Iran's official Maher Labs, a division of Iran's telecommunications ministry, said on its website today that "tools to recognize and clean this malware have been developed and, as of today, they will be available for those [Iranian] organizations and companies who want it."
Among the key characteristics of the virus, Maher said, are "distribution via removable medias and local networks, network sniffing, detecting network resources and collecting lists of vulnerable passwords, scanning the disk of infected system looking for specific extensions and contents, creating series of user’s screen captures when some specific processes or windows are active, transferring saved data to control servers, and bypassing tens of known antiviruses, anti malware and other security software."
The virus can infect computers running any Windows-based operating system, it said.
"We can clean this virus now, but we are still analyzing and discovering what it's capable of," says Vitaly Kamluk, chief malware expert at Kaspersky. "It took years to detect and understand Duqu and Stuxnet. These were highly profesional tools that evaded us for a long time. Flame is the newest, but there's no doubt that worse things may be out there.

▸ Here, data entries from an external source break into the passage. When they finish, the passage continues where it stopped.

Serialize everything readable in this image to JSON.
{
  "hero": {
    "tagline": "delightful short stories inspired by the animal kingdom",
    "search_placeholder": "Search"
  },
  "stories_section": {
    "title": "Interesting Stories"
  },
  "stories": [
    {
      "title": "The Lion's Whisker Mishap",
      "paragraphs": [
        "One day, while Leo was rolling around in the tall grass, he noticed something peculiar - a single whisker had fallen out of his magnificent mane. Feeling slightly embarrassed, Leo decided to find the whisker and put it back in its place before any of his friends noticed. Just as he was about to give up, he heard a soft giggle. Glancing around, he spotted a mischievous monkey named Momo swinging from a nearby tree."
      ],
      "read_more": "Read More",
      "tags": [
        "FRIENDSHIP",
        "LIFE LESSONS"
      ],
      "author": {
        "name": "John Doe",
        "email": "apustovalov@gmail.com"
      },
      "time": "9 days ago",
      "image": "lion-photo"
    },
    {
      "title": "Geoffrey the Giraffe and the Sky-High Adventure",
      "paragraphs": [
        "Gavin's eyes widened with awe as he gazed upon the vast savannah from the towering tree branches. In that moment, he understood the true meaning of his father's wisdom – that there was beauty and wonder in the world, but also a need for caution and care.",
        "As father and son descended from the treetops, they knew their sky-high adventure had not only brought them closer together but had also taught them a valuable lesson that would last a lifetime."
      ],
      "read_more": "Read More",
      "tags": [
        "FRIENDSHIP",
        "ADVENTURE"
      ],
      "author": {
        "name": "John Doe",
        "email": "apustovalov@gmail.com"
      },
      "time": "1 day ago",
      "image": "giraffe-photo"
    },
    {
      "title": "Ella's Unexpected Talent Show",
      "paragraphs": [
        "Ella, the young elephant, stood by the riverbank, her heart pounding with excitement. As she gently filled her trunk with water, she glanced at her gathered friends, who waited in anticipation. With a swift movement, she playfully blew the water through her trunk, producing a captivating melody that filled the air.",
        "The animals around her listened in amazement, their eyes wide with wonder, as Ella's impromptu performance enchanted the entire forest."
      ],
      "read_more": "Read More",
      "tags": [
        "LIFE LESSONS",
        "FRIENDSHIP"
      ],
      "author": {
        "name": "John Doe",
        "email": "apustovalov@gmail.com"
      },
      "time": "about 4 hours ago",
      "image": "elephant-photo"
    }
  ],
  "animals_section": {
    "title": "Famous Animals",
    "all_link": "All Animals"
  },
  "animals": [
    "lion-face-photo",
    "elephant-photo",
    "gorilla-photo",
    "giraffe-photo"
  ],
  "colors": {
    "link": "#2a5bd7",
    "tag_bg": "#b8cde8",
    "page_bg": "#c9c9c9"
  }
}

You can count on it."
Living as a foreigner in China, where none of my local friends has ever had a chance to cast a free vote, I make a special point of always voting when I get the opportunity in my own elections.
Yesterday, France (of which I am a citoyen) made it a whole lot easier for me to do so. I cast my ballot online in parliamentary elections – the first time this has been allowed.
In fact, France is only the second country in the world to allow Internet voting in a national election, (Estonia has been doing it since 2007), offering an online ballot to citizens living abroad. Not only that, we were voting for one of 11 seats in parliament specifically reserved (for the first time) for deputies representing expatriates.
I say the system made it “a whole lot easier.”
But, not exactly. In fact, all in all, it probably took me longer than it would have done to nip over to the French embassy to vote in person at the polling station there next Sunday. But that was because of security concerns, and it took a phone call to a helpline agent in France to sort out various problems with Java script before I could cast my virtual vote.
Security concerns, of course, are what stop Americans from being able to vote online. The Pentagon tried a system in 2000 for its personnel deployed overseas, but decided it was too vulnerable to hackers and abandoned it.
The French are pretty cautious too. Only people registered at a French consulate could vote online, and each voter needed a 10 character personal code sent (once only) by SMS to a mobile phone and another 10 character password sent to a verified e-mail address.
I am no computer geek, but if complexity is any indication of security I am comfortable with the procedures in place. After I had voted I was sent a “control code” that I can use to ensure that my vote is counted: that code comprised 337 digits, symbols, and letters in upper and lower case, more than four lines.
If my math is right, that means there are 65 to the power of 337 possible combinations of the components of my code. Pretty personalized.
In fact the technical aspects of voting were only the half of it. The real challenge was political: My constituency covers 41 countries, from Vanuatu to Ukraine, and I had to choose among 21 candidates, only one of whom I had heard of before the elections.
He was a minister in recently-defeated President Nicolas Sarkozy’s last government and is the only candidate presenting himself in my constituency who has never lived abroad. As far as I’m concerned, that rules him out from the start.
So I read a whole lot of online manifestos, and made my choice, and moved my cursor to the appropriate button and clicked my left mouse-key.
Democracy in action, in the heart of Beijing. A shame you have to be a citoyen francais to enjoy it...